Every line of the following records that includes "button" should be copied.

::::::::

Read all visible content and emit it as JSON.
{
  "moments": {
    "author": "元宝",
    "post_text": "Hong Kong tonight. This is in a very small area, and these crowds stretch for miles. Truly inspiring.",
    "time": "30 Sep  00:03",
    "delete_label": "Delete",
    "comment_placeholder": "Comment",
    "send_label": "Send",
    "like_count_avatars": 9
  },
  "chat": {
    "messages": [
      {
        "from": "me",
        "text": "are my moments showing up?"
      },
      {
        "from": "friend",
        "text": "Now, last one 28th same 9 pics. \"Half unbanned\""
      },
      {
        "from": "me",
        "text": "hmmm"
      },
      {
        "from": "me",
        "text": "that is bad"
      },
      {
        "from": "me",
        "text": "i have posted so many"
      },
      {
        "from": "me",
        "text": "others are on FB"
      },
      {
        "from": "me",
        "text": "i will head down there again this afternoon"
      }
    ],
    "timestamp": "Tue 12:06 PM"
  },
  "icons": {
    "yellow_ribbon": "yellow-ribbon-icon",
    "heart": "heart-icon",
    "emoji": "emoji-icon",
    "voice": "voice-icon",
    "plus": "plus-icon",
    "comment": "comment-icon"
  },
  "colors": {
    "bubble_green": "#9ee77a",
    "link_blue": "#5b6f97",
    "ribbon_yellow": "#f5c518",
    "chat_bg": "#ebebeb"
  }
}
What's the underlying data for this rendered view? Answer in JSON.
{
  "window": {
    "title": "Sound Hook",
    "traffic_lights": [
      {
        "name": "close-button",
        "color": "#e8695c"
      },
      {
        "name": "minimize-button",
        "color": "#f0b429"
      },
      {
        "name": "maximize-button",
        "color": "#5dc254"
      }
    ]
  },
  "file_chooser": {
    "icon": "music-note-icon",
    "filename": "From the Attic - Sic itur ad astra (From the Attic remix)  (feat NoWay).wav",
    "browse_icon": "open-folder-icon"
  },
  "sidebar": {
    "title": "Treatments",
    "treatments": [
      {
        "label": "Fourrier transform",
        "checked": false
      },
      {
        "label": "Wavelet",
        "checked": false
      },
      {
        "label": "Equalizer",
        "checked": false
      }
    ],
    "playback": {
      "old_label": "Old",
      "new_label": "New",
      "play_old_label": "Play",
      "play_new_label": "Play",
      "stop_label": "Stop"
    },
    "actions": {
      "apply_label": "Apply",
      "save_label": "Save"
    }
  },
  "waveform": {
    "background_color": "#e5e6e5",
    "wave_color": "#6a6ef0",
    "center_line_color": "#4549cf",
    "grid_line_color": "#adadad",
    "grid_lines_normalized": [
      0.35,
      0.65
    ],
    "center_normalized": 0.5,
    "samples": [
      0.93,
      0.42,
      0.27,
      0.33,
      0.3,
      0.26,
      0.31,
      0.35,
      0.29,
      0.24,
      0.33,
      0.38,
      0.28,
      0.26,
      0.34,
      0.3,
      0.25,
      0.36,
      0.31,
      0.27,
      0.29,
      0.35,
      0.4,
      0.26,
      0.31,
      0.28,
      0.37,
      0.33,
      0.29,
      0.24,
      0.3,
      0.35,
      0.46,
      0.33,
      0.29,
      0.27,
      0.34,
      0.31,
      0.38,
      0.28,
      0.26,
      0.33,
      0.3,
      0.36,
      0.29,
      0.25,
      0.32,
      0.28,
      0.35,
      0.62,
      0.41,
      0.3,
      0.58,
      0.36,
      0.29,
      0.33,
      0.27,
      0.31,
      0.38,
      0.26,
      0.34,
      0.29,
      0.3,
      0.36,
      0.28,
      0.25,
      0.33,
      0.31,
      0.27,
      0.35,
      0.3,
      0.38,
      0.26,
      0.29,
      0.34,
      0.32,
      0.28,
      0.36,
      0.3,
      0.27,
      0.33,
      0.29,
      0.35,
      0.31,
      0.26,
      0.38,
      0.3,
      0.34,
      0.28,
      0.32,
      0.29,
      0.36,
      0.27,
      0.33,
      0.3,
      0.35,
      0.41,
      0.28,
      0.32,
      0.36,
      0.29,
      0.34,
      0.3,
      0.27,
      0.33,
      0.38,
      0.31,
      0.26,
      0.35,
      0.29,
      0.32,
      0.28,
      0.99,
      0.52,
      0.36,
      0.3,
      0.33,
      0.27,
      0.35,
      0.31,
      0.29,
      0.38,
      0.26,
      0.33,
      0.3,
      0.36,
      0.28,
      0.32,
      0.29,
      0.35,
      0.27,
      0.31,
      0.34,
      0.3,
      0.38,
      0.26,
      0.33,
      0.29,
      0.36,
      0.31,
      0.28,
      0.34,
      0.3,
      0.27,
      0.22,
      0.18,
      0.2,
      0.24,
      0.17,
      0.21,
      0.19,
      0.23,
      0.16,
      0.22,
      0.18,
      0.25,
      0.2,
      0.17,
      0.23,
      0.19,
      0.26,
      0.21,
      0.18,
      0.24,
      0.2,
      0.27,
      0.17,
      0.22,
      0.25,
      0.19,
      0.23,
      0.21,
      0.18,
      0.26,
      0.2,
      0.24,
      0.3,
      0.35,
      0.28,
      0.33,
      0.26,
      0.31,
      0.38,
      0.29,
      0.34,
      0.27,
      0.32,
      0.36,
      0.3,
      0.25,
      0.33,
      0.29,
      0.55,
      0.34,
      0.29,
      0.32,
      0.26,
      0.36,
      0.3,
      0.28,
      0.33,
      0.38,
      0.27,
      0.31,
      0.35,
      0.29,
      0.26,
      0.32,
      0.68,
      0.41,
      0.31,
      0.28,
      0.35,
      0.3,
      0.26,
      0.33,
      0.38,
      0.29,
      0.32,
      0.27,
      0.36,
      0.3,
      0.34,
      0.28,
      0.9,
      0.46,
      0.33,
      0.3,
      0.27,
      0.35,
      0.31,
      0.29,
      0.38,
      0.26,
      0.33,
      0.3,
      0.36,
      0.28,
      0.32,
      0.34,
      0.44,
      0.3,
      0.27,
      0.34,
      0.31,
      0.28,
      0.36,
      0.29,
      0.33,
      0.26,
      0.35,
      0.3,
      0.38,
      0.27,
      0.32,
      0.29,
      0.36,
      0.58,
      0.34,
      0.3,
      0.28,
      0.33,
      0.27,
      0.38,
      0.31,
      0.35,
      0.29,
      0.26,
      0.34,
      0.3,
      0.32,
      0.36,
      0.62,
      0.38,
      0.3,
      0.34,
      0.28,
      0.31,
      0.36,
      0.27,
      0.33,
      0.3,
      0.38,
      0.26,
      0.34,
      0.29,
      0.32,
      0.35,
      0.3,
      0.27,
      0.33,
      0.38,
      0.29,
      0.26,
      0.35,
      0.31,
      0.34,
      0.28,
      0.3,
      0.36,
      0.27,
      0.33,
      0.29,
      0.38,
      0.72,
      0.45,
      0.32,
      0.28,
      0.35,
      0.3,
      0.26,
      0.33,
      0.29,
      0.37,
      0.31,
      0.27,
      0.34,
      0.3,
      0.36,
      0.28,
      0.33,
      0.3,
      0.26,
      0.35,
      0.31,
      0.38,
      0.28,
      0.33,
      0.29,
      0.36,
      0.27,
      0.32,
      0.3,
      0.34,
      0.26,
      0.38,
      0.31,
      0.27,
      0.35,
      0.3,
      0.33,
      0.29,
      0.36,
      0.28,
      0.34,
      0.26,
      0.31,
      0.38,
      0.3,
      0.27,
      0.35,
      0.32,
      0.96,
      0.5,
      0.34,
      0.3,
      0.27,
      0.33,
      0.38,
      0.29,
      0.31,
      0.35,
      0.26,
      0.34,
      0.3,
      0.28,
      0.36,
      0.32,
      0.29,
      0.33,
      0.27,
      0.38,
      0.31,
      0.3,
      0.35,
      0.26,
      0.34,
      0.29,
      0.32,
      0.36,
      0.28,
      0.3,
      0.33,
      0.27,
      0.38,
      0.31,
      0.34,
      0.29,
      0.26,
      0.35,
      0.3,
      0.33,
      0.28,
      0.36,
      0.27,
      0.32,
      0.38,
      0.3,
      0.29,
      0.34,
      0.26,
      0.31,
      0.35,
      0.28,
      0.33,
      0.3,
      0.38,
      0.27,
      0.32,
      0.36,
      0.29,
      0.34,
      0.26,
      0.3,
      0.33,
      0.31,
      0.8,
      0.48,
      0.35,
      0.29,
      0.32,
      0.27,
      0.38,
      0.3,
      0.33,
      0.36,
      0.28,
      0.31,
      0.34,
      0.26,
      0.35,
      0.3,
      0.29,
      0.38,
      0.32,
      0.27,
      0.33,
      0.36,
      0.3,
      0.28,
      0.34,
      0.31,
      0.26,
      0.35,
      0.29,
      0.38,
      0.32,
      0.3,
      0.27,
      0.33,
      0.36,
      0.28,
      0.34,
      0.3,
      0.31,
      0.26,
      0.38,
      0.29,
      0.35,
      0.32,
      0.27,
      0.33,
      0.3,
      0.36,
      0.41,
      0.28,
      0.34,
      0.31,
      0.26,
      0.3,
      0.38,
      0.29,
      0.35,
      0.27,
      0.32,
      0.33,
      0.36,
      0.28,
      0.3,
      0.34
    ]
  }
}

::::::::

### Response to the exercise:
        "name": "close-button",
        "name": "minimize-button",
        "name": "maximize-button",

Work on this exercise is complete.